This is the guide you should read if you’re looking at teaching in Japan. A lot of people actually do their whole job application process in their home country. This means that their expectations can be quite different to when they start life in Tokyo or wherever. I had the luck of already being in the country, so I’ve had interviews with just about every main company there is. Hope this helps you out!
Eikaiwa vs ALT
First off, do you want to teach eikaiwa or as an ALT? Never heard of those terms? No problem! Eikaiwa is mainly conversational school. You’d be teaching this to small groups of people – usually salary men – of up to ten, or privately one on one. An ALT is an assistant language teacher. This means you act as a back up / support teaching to a Japanese English teacher at an Elementary, Junior High, or Senior High School. Eikaiwa is usually paid higher, but you have irregular work hours and more of them. ALT’s get paid less, but have the liberty of working a 9-4 day.
What are some eikaiwa companies?
You’ll get the most money, and freedom in what you teach, if you go with a small or private company. That said, they’re hard to come by. Other than that, the highest paying is AEON. The salary is 280,000 yen per month ($US2,800), but you have 40 work hours a week and your days off are split – i.e. no proper weekend.
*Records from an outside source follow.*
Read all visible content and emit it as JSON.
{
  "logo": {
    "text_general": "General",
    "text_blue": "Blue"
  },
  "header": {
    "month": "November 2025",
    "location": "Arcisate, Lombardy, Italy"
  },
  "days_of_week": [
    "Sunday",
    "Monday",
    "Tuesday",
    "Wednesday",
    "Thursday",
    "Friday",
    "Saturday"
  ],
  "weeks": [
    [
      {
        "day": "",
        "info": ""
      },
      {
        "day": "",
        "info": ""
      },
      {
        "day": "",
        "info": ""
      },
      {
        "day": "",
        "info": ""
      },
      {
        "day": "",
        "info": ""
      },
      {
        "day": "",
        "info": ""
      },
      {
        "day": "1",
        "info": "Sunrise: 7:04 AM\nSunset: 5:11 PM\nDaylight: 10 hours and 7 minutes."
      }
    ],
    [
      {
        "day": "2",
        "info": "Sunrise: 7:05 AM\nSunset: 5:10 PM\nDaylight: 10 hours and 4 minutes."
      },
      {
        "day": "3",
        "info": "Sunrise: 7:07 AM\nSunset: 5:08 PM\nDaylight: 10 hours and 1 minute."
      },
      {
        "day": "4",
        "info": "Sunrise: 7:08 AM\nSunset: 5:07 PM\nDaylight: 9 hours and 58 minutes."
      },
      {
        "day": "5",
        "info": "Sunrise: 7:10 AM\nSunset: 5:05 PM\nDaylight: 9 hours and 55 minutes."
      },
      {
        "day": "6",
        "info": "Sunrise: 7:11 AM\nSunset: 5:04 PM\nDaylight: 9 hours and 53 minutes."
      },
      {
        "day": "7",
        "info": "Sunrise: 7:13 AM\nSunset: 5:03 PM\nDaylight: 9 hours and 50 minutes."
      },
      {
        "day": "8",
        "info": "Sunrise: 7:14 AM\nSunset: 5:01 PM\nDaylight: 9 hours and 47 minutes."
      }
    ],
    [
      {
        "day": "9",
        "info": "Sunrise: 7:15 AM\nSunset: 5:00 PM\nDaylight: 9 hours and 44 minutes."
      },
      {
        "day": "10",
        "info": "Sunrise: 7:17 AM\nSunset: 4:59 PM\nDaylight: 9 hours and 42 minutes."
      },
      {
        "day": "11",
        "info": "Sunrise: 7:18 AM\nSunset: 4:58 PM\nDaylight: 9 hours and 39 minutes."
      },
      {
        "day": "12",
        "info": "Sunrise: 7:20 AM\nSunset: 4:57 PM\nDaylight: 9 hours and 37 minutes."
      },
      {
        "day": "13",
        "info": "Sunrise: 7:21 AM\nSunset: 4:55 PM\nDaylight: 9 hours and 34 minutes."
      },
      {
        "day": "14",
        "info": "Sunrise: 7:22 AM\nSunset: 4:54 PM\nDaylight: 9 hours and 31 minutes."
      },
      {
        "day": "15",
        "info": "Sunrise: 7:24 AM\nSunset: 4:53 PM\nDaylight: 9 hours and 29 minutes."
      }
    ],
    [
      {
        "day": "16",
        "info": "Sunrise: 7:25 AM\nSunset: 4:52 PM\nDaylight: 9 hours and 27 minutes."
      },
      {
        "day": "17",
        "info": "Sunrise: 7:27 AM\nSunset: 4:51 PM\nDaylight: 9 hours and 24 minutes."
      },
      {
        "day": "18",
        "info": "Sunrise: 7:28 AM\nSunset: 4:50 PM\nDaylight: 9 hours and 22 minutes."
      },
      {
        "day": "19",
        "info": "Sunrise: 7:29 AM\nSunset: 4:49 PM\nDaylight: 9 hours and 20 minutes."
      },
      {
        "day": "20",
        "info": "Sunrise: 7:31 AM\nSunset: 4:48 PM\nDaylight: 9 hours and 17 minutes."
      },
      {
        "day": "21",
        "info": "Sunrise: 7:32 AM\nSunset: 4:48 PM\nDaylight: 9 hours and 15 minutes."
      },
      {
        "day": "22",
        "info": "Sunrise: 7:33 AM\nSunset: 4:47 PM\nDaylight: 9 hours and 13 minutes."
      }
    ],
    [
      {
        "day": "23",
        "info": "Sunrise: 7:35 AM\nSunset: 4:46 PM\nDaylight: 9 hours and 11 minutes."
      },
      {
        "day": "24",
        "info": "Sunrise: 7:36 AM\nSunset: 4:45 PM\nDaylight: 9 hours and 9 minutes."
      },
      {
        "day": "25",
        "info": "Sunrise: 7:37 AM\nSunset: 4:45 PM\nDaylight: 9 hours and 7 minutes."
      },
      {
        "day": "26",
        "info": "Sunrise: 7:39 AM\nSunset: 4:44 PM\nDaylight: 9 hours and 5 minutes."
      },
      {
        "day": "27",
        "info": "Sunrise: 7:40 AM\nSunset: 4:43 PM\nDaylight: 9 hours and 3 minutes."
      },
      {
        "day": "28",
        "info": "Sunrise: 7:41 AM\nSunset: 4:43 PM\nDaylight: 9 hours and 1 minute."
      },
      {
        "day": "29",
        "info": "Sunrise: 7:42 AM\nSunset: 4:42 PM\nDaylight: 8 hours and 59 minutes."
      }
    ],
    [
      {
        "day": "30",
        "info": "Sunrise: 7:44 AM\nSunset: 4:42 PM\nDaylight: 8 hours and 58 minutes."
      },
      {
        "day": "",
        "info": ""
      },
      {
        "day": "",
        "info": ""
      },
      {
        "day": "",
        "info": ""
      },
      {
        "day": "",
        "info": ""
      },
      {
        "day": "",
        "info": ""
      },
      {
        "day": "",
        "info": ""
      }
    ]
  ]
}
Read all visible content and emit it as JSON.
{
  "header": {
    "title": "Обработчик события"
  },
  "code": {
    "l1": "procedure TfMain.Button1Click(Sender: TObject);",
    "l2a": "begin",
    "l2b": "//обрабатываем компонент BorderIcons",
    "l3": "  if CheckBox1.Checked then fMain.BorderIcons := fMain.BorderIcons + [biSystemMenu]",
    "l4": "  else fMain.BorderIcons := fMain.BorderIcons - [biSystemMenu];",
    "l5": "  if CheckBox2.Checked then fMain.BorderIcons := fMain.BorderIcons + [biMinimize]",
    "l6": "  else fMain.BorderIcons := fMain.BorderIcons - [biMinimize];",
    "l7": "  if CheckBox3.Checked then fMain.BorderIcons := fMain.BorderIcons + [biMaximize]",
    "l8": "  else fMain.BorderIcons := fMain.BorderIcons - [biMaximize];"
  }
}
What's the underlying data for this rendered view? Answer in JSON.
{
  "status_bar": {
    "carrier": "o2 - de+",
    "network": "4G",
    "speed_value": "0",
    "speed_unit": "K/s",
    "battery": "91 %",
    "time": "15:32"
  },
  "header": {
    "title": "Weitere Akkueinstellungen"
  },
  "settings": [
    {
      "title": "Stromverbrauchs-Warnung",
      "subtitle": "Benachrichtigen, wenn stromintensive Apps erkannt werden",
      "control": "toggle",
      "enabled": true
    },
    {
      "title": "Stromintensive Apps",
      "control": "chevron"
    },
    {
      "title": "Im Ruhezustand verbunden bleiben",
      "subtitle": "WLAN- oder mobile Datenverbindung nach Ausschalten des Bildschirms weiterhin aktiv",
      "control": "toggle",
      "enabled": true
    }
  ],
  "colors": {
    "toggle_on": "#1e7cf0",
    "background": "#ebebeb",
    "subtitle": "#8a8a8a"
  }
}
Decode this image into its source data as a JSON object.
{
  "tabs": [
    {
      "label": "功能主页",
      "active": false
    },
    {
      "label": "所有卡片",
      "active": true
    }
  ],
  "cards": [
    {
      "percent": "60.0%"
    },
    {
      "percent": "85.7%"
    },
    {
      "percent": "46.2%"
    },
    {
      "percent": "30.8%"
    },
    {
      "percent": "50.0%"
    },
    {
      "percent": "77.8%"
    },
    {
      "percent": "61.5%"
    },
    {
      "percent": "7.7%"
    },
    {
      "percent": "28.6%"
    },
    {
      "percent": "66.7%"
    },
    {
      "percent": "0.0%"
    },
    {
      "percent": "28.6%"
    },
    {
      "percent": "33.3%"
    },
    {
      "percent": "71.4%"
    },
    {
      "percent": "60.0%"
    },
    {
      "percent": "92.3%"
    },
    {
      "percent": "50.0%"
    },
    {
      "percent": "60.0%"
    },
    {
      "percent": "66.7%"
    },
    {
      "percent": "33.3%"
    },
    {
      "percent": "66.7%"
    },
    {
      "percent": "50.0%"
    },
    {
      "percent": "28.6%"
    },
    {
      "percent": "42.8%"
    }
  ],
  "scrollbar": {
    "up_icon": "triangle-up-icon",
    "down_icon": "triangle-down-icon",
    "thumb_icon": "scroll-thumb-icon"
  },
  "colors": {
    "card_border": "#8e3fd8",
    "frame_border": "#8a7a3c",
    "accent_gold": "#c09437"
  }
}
BERLITZ are also good. They pay upwards of 240,000 yen per month ($US2,400). The problem with these two is that it’s hard to keep a social life while working. I had a friend that worked with AEON, and despite it having the best pay he had a real struggle keeping his girlfriend.
The third one I’ll mention is NOVA. Since they bounced back from bankruptcy a few years ago (I know that gives a bad image), they’ve improved with how they handle their teachers. But their lesson based system of pay can mean that if you have no one turn up for one lesson, then you don’t get paid. I never really liked the set up of eikaiwa, and have only done it for small companies through introduction. In short, slightly higher pay = longer hours.
How about being an ALT?
This is what I ended up doing. Really needed that visa sponsorship….
The first company is INTERAC. They are the biggest company and the one you are most likely going to get a job with. They have basic pay of around 230,000 a month ($US2,300), but the Yokohama Branch gets an extra $US100 for some reason. “Yayyyy an extra $!00, I’m saved…” The experience you get here depends on school and location. Really mixed reviews.
Second is the famous JET PROGRAM. This one is always recommended, but is actually the most difficult to enter. I didn’t qualify because of my graduation period. JET people get the most help with living in Japan and a higher pay. But at the end of the day you’re doing the exactly same thing. If you can get into this program, I’d go for it sheerly for the pay and assistance. JET is often regarded as the pinnacle of ALT jobs.
For other choices there are quite a few. Tokyo dwellers can go with BORDERLINK is an option. They pay slightly less than Interac but it’s still a decent gig. SHANE ENGLISH SCHOOL pays better than Interac, but the hours are awful (split weekend) and the holidays are non existent. I have a friend who works here and he said if he uses a sick day he ends up paying to miss work. How that works is surely not legal? I’d steer clear at all costs.
If I had to pick one, I’d go with JET. Runner-up would be Interac, but these all depend on your placement. If you’re going to be an ALT, try and get the older kids. I was lucky to be at a really advanced high school so I didn’t have to act like a clown, as you would at elementary school.
Many people go for the eikaiwa, even after trying ALT. The main reason for this is because they go brain-dead from acting like a glorified babysitter for a year straight. ALT work can be pretty demeaning. Some people see it as a fun job that shouldn’t be taken seriously, while others hate it and often ridicule it. As I mentioned before, if you can get high school it’s pretty good. I remember one lesson I got to lecture students about memes. That’s right, MEMES!! Maybe I’ll write another post for that.
Anyway, hope that’s been helpful. As always, leave any questions in the comments!